3. See, for instance, J. Hillman, The Soul's Code: In Search of Character and Calling (New York: Random House, 1996);
T. Moore, Care of the Soul: A Guide for Cultivating Depth and Sacredness in Everyday Life (New York: HarperPerennial, 1994; and
T. Moore, ed., The Education of the Heart: Reading and Sources for Care of the Soul, Soul Mates, and The Re-enchantment of Everyday Life (New York: HarperCollins, 1996).
4. See L. Bolman and T.E. Deal, Leading with Soul: An Uncommon Journey of Spirit (San Francisco: Jossey-Bass, 1995);
A. Briskin, The Stirring of Soul in the Workplace (San Francisco: Jossey-Bass, 1996);
T. Chappell, The Soul of a Business: Managing for Profit and the Common Good (New York: Bantam Books, 1994);
J.A. Conger et al., Spirit at Work: Discovering the Spirituality in Leadership (San Francisco: Jossey-Bass, 1994);
B. Cohen and J. Greenfield, Ben & Jerry's Double-Dip: Lead with Your Values and Make Money, Too(New York: Simon & Schuster, 1997);
B. DeFoore and J. Ronesch, Rediscovering the Soul of Business: A Renaissance of Values (San Francisco: NewLeaders Press, 1995);
M. Novak, Business as a Calling: Work and the Examined Life (New York: Free Press, 1996); and
J.K. Salkin, Being God's Partner: How to Find the Hidden Link Between Spirituality and Your Work (Woodstock, Vermont: Jewish Lights Publishing, 1994).
5. See W. James, The Varieties of Religious Experience (New York: Collier Books, 1961).
6. See Conger et al. (1994).
7. See Mitroff and Denton (in press).
8. P.B. Vail, Spirited Leading and Learning (San Francisco: Jossey-Bass, 1998).
9. A.H. Maslow, Motivation and Personality (New York: HarperCollins, 1954).
10. It is claimed that such systematic links exist between the actual profitability of organizations and their spiritual beliefs; however, it is probably too early to say at this point that such linkages are definitive.

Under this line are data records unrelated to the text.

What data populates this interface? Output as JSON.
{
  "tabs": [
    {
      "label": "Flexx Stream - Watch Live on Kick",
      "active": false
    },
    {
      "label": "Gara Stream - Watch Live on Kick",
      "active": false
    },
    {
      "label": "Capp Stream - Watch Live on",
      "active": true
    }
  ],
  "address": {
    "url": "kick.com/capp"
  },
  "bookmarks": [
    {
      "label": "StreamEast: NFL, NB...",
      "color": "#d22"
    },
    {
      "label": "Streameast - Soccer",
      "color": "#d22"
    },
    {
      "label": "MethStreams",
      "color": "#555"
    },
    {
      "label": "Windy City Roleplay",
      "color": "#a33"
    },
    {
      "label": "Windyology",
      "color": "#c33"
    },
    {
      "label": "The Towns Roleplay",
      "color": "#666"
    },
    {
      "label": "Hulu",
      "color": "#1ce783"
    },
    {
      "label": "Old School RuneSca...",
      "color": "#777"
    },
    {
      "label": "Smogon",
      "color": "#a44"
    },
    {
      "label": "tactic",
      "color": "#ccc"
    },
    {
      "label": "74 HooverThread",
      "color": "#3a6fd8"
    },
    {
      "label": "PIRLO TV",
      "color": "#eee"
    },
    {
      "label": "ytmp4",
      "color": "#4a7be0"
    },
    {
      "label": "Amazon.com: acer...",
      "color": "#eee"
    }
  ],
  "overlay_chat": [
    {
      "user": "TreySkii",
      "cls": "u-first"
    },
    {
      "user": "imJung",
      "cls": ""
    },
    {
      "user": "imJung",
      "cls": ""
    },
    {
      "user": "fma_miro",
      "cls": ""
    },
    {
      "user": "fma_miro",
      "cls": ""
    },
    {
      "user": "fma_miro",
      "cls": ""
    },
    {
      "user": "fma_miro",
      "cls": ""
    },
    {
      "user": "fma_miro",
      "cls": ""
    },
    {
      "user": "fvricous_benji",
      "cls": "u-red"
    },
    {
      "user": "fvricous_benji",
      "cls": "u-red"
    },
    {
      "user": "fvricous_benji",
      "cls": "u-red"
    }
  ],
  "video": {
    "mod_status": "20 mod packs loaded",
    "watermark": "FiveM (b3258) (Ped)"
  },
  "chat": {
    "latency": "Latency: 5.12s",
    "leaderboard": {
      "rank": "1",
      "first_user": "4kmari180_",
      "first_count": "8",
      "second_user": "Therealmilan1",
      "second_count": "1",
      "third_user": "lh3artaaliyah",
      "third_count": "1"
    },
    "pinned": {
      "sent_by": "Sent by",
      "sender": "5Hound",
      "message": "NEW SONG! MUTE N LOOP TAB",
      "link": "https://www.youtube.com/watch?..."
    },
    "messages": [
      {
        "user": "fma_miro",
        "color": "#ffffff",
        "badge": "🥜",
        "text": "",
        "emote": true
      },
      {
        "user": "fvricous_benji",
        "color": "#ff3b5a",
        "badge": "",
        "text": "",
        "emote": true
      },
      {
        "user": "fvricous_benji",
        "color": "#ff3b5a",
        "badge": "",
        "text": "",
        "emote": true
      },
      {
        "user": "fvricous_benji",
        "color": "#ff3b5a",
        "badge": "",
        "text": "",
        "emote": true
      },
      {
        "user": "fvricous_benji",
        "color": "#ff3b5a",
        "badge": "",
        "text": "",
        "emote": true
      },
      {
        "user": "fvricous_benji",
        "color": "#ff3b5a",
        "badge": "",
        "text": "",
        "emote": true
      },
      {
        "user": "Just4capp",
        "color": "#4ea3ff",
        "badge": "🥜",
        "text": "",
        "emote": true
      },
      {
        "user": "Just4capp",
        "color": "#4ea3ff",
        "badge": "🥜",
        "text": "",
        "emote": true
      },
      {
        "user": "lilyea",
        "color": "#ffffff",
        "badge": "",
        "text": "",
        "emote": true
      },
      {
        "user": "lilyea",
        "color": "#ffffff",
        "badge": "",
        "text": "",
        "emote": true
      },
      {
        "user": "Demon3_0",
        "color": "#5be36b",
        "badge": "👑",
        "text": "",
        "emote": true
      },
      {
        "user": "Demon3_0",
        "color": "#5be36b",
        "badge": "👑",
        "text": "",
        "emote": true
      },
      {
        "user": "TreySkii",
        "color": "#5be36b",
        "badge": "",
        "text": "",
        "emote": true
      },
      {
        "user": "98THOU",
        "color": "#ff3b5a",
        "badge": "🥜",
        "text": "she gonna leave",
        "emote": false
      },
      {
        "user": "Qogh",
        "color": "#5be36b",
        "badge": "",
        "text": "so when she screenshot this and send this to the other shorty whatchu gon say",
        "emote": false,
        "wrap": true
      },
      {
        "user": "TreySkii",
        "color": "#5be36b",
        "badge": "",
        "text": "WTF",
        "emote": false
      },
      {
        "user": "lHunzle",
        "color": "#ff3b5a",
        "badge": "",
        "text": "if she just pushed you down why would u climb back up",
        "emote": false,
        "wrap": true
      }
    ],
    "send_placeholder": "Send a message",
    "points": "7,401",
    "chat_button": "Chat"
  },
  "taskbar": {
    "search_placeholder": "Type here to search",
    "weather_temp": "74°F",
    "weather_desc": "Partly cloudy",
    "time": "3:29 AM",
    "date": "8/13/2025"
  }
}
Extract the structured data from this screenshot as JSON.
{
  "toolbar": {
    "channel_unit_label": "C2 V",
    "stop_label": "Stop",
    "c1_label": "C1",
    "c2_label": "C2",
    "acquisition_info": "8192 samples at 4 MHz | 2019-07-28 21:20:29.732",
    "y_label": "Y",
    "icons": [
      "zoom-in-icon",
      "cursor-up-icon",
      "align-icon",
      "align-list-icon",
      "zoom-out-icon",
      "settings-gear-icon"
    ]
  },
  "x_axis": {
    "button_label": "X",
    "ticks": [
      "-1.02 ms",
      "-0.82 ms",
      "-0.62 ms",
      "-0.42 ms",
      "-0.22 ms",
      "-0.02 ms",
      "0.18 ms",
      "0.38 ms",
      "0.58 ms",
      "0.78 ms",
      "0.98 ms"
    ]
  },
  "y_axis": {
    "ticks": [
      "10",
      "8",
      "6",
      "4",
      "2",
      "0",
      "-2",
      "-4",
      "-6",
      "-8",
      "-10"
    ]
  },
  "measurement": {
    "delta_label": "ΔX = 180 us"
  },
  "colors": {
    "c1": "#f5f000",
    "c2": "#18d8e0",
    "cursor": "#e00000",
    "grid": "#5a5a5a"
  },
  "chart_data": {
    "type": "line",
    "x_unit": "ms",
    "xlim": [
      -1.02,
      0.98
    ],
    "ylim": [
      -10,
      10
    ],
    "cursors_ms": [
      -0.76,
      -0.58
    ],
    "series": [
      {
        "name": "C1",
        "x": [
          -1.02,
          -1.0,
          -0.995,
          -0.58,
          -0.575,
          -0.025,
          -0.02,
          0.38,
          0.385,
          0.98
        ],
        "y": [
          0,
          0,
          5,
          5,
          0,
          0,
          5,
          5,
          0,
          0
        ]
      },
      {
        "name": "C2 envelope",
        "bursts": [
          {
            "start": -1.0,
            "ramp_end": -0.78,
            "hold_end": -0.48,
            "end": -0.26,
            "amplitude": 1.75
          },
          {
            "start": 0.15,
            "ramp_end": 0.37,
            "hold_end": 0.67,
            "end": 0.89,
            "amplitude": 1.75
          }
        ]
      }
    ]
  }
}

See:
D. Macic, Managing with the Wisdom of Love: Uncovering Virtue in People and Organizations (San Francisco: Jossey-Bass, 1997).
11. N. Mjagkij and M. Spratt, Men and Women Adrift: The YMCA and the YWCA in the City (New York: New York University Press, 1997); and
12. Cohen and Greenfield (1997), p. 30.
13. See, for example:
Chappell (1994); and
Cohen and Greenfield (1997).
14. K. Wilber, A Brief History of Everything (Boston: Shambhala, 1996).